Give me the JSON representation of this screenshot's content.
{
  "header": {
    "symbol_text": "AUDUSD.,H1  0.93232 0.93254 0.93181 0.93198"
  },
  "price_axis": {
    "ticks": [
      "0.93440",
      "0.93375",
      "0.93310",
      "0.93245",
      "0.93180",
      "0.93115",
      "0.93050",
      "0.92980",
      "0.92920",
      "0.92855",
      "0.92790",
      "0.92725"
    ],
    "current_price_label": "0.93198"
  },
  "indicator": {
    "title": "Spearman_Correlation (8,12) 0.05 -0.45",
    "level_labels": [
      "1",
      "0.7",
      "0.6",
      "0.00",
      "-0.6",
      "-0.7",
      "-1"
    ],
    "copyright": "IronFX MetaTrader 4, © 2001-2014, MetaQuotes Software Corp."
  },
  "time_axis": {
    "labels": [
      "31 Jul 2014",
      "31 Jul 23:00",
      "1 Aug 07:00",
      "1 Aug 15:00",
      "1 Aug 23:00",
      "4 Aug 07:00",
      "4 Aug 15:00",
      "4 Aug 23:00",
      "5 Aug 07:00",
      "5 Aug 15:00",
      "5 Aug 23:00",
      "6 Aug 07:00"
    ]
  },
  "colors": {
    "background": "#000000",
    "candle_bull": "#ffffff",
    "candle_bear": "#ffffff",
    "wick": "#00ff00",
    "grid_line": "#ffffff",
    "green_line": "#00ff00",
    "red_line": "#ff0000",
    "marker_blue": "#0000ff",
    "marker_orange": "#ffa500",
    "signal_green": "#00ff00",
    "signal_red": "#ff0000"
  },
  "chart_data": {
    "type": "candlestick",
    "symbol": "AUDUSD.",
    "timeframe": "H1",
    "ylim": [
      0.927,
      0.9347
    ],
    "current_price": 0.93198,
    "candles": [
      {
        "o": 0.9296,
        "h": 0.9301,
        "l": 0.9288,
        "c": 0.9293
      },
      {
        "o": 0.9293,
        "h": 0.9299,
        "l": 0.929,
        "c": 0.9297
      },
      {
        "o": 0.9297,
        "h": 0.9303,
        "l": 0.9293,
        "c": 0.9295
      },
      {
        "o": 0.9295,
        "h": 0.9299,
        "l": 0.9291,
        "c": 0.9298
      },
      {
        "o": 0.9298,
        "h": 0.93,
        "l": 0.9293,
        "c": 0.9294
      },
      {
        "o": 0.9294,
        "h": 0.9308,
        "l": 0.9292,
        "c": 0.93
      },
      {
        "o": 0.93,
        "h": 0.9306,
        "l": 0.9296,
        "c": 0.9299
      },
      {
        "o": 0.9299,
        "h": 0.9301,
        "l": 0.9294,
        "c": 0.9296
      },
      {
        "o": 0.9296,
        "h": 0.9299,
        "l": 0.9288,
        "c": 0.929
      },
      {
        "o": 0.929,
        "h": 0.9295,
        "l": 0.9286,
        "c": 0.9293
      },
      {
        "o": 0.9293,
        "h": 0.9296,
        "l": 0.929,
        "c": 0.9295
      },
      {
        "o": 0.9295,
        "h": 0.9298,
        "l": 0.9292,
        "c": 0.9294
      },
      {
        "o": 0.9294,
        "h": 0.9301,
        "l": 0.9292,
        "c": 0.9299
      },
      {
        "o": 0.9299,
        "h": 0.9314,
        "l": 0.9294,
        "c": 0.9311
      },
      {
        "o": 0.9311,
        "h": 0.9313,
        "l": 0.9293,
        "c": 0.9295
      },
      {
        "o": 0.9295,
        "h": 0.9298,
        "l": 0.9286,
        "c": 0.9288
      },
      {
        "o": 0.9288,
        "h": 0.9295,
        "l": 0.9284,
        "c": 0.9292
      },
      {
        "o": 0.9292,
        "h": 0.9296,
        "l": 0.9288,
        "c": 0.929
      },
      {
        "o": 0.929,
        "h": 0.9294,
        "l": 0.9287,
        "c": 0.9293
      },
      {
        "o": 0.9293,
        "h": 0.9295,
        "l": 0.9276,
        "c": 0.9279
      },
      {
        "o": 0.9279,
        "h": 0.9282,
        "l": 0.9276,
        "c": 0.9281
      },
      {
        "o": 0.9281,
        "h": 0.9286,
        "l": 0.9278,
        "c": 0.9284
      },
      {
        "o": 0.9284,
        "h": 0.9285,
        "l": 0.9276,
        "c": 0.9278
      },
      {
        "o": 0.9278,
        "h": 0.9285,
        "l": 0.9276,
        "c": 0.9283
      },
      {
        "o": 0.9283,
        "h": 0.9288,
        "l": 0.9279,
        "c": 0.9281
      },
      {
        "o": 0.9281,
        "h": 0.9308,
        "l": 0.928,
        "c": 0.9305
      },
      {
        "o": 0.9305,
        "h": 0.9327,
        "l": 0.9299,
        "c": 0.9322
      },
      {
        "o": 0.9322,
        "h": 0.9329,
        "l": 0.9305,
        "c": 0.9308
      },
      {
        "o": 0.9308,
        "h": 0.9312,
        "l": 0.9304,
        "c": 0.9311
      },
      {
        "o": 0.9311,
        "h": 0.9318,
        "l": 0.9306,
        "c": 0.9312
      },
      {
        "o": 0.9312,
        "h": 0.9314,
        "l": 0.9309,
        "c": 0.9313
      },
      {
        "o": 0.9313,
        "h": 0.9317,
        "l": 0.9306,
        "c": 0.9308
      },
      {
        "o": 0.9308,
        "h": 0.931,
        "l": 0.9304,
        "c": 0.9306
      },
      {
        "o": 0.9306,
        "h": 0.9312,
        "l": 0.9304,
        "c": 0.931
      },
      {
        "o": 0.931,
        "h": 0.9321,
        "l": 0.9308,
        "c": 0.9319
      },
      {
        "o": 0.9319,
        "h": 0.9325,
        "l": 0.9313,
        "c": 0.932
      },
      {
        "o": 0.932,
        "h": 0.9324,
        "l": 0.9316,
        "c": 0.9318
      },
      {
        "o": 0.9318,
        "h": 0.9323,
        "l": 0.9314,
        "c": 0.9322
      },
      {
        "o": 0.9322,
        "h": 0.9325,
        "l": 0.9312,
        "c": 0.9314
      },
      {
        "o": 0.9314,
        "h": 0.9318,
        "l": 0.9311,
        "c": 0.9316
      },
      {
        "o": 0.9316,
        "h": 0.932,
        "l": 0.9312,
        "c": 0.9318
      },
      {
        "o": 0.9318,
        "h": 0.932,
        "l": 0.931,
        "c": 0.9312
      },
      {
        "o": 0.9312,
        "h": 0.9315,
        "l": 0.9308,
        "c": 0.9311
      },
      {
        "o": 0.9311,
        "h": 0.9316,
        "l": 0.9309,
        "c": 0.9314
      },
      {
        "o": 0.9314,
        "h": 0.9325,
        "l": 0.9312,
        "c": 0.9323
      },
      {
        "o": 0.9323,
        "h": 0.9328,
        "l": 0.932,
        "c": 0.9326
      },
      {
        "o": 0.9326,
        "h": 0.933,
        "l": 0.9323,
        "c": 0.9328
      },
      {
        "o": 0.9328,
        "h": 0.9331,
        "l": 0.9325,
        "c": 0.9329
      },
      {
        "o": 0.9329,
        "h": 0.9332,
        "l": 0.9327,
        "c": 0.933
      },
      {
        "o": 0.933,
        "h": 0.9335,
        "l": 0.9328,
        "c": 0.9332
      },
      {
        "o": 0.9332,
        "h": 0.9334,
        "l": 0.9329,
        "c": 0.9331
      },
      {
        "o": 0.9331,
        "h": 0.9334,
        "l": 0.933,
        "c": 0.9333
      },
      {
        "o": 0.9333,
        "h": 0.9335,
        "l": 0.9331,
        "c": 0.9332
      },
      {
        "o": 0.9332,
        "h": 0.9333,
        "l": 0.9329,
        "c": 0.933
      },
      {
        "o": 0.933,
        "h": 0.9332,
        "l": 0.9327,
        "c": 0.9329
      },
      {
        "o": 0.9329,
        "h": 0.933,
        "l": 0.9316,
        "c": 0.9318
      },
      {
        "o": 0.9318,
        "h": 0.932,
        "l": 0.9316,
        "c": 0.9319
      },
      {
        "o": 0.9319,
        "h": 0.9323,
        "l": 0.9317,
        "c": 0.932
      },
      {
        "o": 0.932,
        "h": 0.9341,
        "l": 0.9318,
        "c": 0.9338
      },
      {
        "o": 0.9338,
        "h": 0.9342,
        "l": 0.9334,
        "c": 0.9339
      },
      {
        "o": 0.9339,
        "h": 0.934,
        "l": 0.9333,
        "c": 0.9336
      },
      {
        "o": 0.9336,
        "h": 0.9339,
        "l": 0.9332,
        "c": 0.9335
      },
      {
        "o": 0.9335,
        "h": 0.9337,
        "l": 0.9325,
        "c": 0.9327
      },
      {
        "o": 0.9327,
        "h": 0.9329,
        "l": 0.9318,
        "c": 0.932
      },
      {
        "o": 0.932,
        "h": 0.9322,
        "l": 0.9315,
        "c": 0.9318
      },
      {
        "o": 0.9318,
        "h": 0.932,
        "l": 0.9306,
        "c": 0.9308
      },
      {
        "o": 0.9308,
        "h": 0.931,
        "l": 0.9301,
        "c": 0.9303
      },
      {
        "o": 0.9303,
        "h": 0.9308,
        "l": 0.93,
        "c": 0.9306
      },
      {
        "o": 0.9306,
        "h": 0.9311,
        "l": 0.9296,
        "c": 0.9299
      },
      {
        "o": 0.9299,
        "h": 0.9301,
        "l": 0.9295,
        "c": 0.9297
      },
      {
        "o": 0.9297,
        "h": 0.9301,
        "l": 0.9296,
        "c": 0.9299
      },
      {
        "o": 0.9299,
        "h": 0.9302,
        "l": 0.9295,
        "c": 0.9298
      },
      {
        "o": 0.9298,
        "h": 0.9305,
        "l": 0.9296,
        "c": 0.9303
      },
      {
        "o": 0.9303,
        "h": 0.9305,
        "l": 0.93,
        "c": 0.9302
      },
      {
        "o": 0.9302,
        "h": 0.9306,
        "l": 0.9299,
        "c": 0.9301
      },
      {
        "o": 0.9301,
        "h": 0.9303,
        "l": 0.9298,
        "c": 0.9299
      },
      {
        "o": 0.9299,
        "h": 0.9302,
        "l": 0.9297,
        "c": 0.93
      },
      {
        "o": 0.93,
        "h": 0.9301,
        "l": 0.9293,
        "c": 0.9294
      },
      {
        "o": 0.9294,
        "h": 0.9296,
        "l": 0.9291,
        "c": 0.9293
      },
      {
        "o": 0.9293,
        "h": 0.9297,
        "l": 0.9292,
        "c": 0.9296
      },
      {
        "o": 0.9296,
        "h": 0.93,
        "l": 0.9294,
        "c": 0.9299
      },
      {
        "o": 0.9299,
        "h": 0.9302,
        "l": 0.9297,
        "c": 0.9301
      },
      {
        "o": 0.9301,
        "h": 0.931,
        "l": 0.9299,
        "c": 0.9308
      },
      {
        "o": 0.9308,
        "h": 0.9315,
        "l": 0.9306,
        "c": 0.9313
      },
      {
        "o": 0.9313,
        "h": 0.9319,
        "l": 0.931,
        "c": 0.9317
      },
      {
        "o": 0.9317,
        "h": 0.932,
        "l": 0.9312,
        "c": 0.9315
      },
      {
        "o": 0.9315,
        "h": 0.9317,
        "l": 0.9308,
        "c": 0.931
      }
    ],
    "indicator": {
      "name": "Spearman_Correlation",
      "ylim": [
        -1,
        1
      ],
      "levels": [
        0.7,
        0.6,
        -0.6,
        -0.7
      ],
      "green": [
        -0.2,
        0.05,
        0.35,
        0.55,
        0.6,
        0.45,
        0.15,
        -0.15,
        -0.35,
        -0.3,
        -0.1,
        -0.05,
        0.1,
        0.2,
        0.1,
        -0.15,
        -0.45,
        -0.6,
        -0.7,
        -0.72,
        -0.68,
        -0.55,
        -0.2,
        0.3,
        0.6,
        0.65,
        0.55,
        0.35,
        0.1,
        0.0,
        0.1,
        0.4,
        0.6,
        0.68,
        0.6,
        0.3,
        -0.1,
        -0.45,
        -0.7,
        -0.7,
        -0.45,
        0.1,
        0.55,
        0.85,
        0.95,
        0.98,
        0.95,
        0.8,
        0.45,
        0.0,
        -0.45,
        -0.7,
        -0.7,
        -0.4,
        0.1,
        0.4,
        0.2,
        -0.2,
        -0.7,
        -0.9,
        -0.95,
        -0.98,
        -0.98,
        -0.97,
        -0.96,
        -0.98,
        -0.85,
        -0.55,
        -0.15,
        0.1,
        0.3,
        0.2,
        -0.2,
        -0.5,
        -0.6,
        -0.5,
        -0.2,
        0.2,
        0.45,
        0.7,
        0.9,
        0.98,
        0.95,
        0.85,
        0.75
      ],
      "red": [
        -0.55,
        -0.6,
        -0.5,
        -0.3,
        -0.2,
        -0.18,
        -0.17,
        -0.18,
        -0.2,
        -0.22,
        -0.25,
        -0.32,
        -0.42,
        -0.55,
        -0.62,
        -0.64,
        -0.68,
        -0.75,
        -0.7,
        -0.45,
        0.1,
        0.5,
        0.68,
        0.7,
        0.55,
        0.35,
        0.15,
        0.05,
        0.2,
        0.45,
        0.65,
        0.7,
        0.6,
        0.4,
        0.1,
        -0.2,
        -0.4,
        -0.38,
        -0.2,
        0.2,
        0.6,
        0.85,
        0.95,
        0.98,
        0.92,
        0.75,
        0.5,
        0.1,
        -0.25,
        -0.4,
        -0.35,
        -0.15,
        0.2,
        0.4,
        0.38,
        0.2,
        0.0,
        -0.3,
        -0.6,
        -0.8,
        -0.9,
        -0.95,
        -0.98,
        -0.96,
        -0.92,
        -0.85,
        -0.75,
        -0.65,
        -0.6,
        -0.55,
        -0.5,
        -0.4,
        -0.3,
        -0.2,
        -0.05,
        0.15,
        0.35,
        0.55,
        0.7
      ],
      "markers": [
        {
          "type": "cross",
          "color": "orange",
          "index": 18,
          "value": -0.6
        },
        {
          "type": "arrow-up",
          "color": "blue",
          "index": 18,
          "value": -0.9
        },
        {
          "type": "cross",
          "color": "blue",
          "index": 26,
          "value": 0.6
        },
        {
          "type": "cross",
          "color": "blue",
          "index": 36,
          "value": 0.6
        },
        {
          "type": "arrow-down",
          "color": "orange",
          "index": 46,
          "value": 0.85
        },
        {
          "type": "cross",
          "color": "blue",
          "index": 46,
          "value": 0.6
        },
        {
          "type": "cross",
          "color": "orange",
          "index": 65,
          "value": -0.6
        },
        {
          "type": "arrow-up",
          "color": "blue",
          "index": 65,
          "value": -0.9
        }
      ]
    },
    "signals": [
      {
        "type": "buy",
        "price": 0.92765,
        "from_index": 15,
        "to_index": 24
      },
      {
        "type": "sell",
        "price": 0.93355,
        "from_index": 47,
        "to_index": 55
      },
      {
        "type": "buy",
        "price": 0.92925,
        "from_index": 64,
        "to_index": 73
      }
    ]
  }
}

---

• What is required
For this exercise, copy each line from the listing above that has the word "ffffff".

• Solution for this task
    "candle_bull": "#ffffff",
    "candle_bear": "#ffffff",
    "grid_line": "#ffffff",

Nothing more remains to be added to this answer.